DiNapoli-Mylet made his first mural in the city in the early 1990s at the nursery school of the Episcopal Church of St Paul as a memorial to a child in his daughter’s class who was killed in an accident. Her first mural in her center was “The Tobacco Market” in the former Mother and Daughter building on the corner of Fourth and Trade Street.
“In the end, I had done about 40 murals,” he said of his life’s work as a muralist.
Three of his murals are still available for viewing in downtown Winston-Salem. They are located in The Chronicle building on Fifth Street, his former studio on Trade Street block 600 near Sweet Potatoes and the CVS building on Fourth Street.
STICKITs When the pandemic hit, DiNapoli-Mylet began making small stick sculptures called STICKITs in March 2020.
“They were about 21 inches tall,” he said. “I was really just trying to keep busy.”
He found inspiration in the growing pile of sticks that fell from trees on the porch of his backyard studio.
“I started picking up these sticks and said, ‘It looks like a leg and this looks like an arm’, so they turned into these STICKITs,” DiNapoli-Mylet said. “And I felt like, in that moment, with the pandemic and everything that happens politically, there is a lot to stick to.”
After posting them on Facebook, people started asking if they could buy them. To date, it has sold more than 30.
People also started telling her that she had to make them bigger, so eventually, she got bigger with her creations.
In March 2021, DiNapoli-Mylet began working at Winston-Salem’s Mixxer Makerspace to learn how to weld armor for its nearly 7-foot STICKIT Sojourn which were exhibited in the grounds of the Southeastern Center for Contemporary Art (SECCA) in Winston. -Salem in October 2021.

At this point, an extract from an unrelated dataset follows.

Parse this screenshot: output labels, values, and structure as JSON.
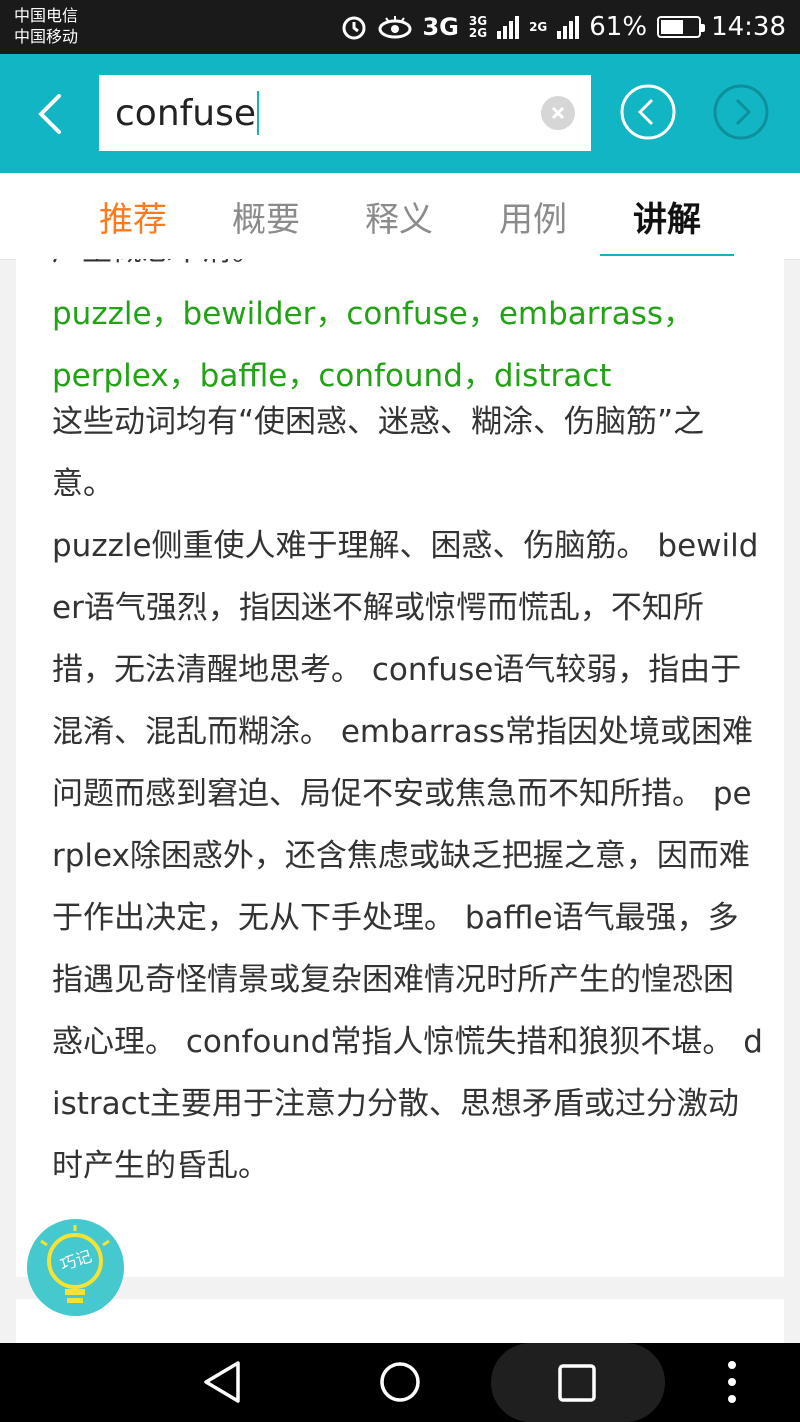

“A lot of people came and took pictures with them, like dancing with them,” she said.
DiNapoli-Mylet uses the word “Sojourn” because they travel.

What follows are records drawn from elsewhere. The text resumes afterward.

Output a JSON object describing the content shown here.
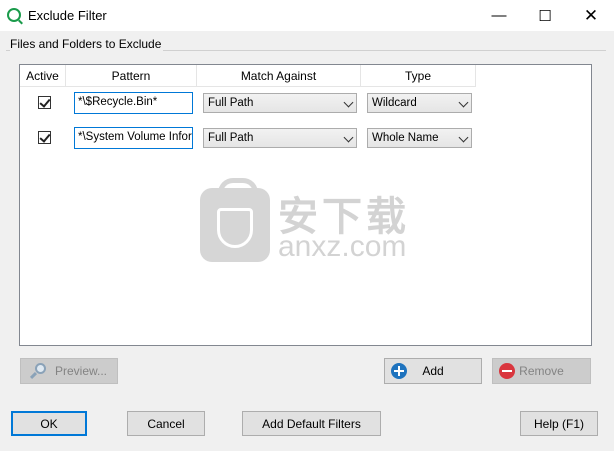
{
  "window": {
    "title": "Exclude Filter"
  },
  "group": {
    "label": "Files and Folders to Exclude"
  },
  "grid": {
    "columns": [
      "Active",
      "Pattern",
      "Match Against",
      "Type"
    ],
    "rows": [
      {
        "active": true,
        "pattern": "*\\$Recycle.Bin*",
        "match_against": "Full Path",
        "type": "Wildcard"
      },
      {
        "active": true,
        "pattern": "*\\System Volume Inform",
        "match_against": "Full Path",
        "type": "Whole Name"
      }
    ]
  },
  "watermark": {
    "cn": "安下载",
    "en": "anxz.com"
  },
  "buttons": {
    "preview": "Preview...",
    "add": "Add",
    "remove": "Remove",
    "ok": "OK",
    "cancel": "Cancel",
    "add_default": "Add Default Filters",
    "help": "Help (F1)"
  },
  "colors": {
    "accent": "#0078d7",
    "add_icon": "#1e73be",
    "remove_icon": "#d9363e",
    "app_icon": "#1a9b4b"
  }
}
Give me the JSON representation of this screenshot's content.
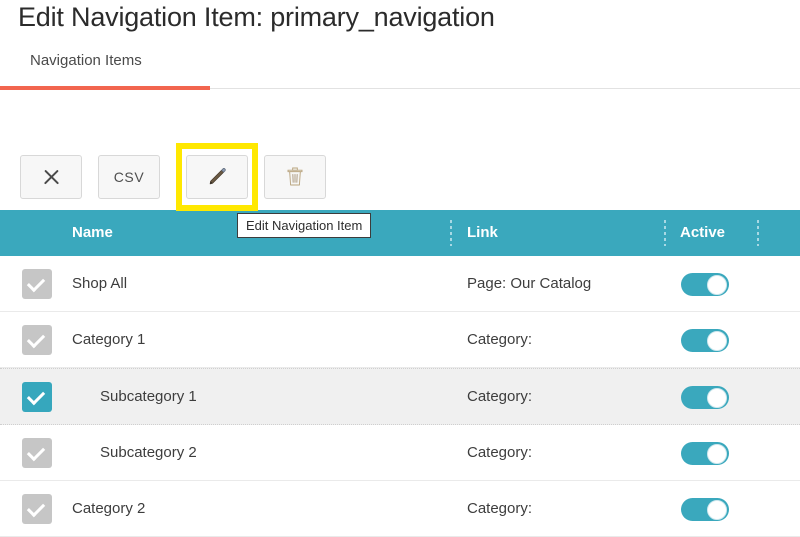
{
  "header": {
    "title": "Edit Navigation Item: primary_navigation"
  },
  "tabs": [
    {
      "label": "Navigation Items",
      "active": true
    }
  ],
  "toolbar": {
    "close_label": "",
    "close_icon": "close-x-icon",
    "csv_label": "CSV",
    "edit_icon": "pencil-icon",
    "delete_icon": "trash-icon",
    "highlight_color": "#ffe800"
  },
  "tooltip": {
    "text": "Edit Navigation Item"
  },
  "table": {
    "columns": [
      "Name",
      "Link",
      "Active"
    ],
    "header_color": "#3aa8bd",
    "rows": [
      {
        "name": "Shop All",
        "link": "Page: Our Catalog",
        "active": true,
        "checked": true,
        "selected": false,
        "indent": 0
      },
      {
        "name": "Category 1",
        "link": "Category:",
        "active": true,
        "checked": true,
        "selected": false,
        "indent": 0
      },
      {
        "name": "Subcategory 1",
        "link": "Category:",
        "active": true,
        "checked": true,
        "selected": true,
        "indent": 1
      },
      {
        "name": "Subcategory 2",
        "link": "Category:",
        "active": true,
        "checked": true,
        "selected": false,
        "indent": 1
      },
      {
        "name": "Category 2",
        "link": "Category:",
        "active": true,
        "checked": true,
        "selected": false,
        "indent": 0
      }
    ]
  }
}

The second iteration of his Sojourn STICKITs is on display until November 12 at Minglewood Farm and Nature Preserve, a non-profit organization focused on teaching sustainable food production and environmental protection to people of all ages in Westfield. These pieces are made with sticks, garment paper and lace, which DiNapoli-Mylet says is the “work of women and nature”, on welded metal armor.
Looking like magical female beings, three Sojourn STICKITS – Aziza, Ceyla and Brielle – stand at the entrance to one of Minglewood’s many trails.
The fact that there are three of them has a symbolic meaning.
“I’m one of the three sisters,” DiNapoli-Mylet said. “I am one of three women in my nuclear family. I have two daughters, me and my husband “.
“And the three most important women in my life who really influenced me were my mother, my grandmother and my aunt,” she added.
Margie Imus said she and her husband, Bill Imus, co-owners and co-founders of Minglewood, are thrilled to have the DiNapoli-Mylet STICKIT figures on the farm.
“I, in my previous life, was an artist, so I really appreciate these STICKITs,” said Imus. “Marianne did a fabulous job of creating their movement and creating their dance here at the edge of the forest in Minglewood.
“They look very nice in the morning to wake up and we had kids here just yesterday dancing around them. They couldn’t believe these figures were made of sticks.
“And they have such great movement. As the wind pushes their skirts and the wind pushes their hair. I love taking art out of nature, so it’s wonderful to have these life-sized sculptures made by Marianne here on the farm. “
DiNapoli-Mylet describes a STICKIT as a sculptural form in static motion.
She said that the sticks that are “twisted, twisted and adhered to a welded metal armor become languid and living archetypes, celebrating the powerful female expression.”
He added that his STICKIT “honors the magic of nature, trees, and the matriarchal and immigrant influence” of his youth.
“These women who take a stand highlight the power of the women’s movement,” she said.
She also called Sojourn STICKIT a forest of STICKIT that “celebrates the importance of female relationships and demonstrates formidable rhythm, a strong female heritage and the healing cathartic vitality of the opera movement.”